When The Dream Becomes a Nightmare

Entrance to The Dream Downtown, Opening Night

Rounding the corner of 16th and 8th we could already see the line. It was the Dream Hotel’s event for Hypnotiq’s new Harmonie liqueur hosted by perennial third child Khloe Kardashian. We were surprised that so many people would show up on a Tuesday night for a B-list celebrity and a C-list alcohol.

We walked up to the burly bouncers. “Where is the press check-in?” we asked with added sweetness.  “You have to get in line for a stamp,” he barked. “Even the press?” we appealed indignantly. He gave a brusque gesture toward the line. We looked at the ever-growing queue, sighed and trudged to the back.

The line was absolute mayhem. People were shimmying in and out of the police fences, desperately trying to see if they were on the list or if their roommate was going to be able to get in. “She’ll be right here, I swearrrr,” we heard over and over again. Countless girls in ass-revealing bandage skirts walked by, pouting for having to wait with the rest of the rabble.

Without any rhyme or reason (and we were vigilantly probing for either) the bouncers would lift the velvet ropes and let someone inside with their entire extended coterie.

Meanwhile the hotel paid no recognition to established regulars. One fashionable young lady in a full-length gown was denied entrance at the door. “I come here like twice a week,” she said without pretense. “I’m embarrassed because I brought my clients. He’s a Hollywood director and she’s a legendary fashion designer. It’s like ‘what are you doing at your door.’”

Each new arrival felt more entitled than the next. Throngs of self-important young upstarts flashed their best puppy-eyes to the bouncers. Periodically some unrecognizable socialite would be allowed to pass while others, with confirmation emails pulled up on their iPhones, were sent packing.

The entire event was poorly organized. The Harmonie fete was just one of two parties being thrown at the Dream Downtown last night. No one knew which line to stand in and the bouncers mumbled and grunted like Neanderthals unable to offer any sound advice. One female hostess had an iPad and was maladroitly trying checking names, while another young man had a printed list with names redacted or added in chicken scratch.

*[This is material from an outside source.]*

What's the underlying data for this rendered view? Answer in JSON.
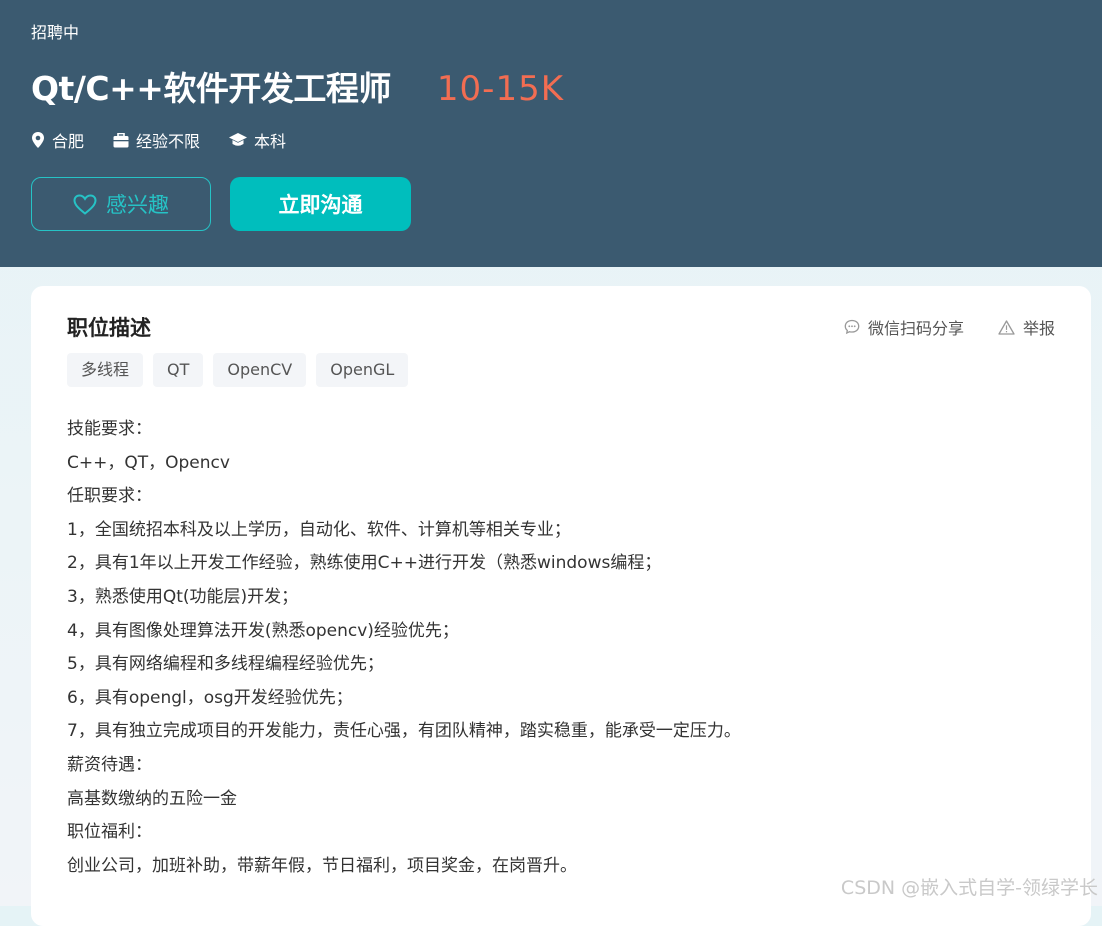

The Dream’s layout is part of the problem. The party was at P-HD, reachable only by elevators built for anorexics. With only one point of entry to the lifts, bottlenecking is inevitable. Bouncers trying to limit the fracas inside create a pile-up at the door.

We waited for half an hour, much more than we felt we owed either Ms. Kardashian or the Dream. Finally reaching the front we gave our name and the name of the unreachable PR contact who had confirmed our attendance. “You’re not on this list,” the iPad-wielding woman pronounced. “Maybe you’re on the other one.” Meanwhile another reporter pulled up out of nowhere and was told to wait at the front of the line with The Observer.

Finally our PR contact came out. “You’re not on this list, sorry,” he said. We looked down at our phone and re-read the invitation we had received from the same young man now brushing us off. “Thanks anyways,” we said curtly, turning on our disgruntled heels.

We hailed a cab, terribly annoyed for having to waste an hour of our life standing outside a luke-warm new hotel enjoying its twelve minutes in the spotlight. Sayonara, Dream Downtown. We don’t plan on visiting you any time in the foreseeable future. When The Dream Becomes a Nightmare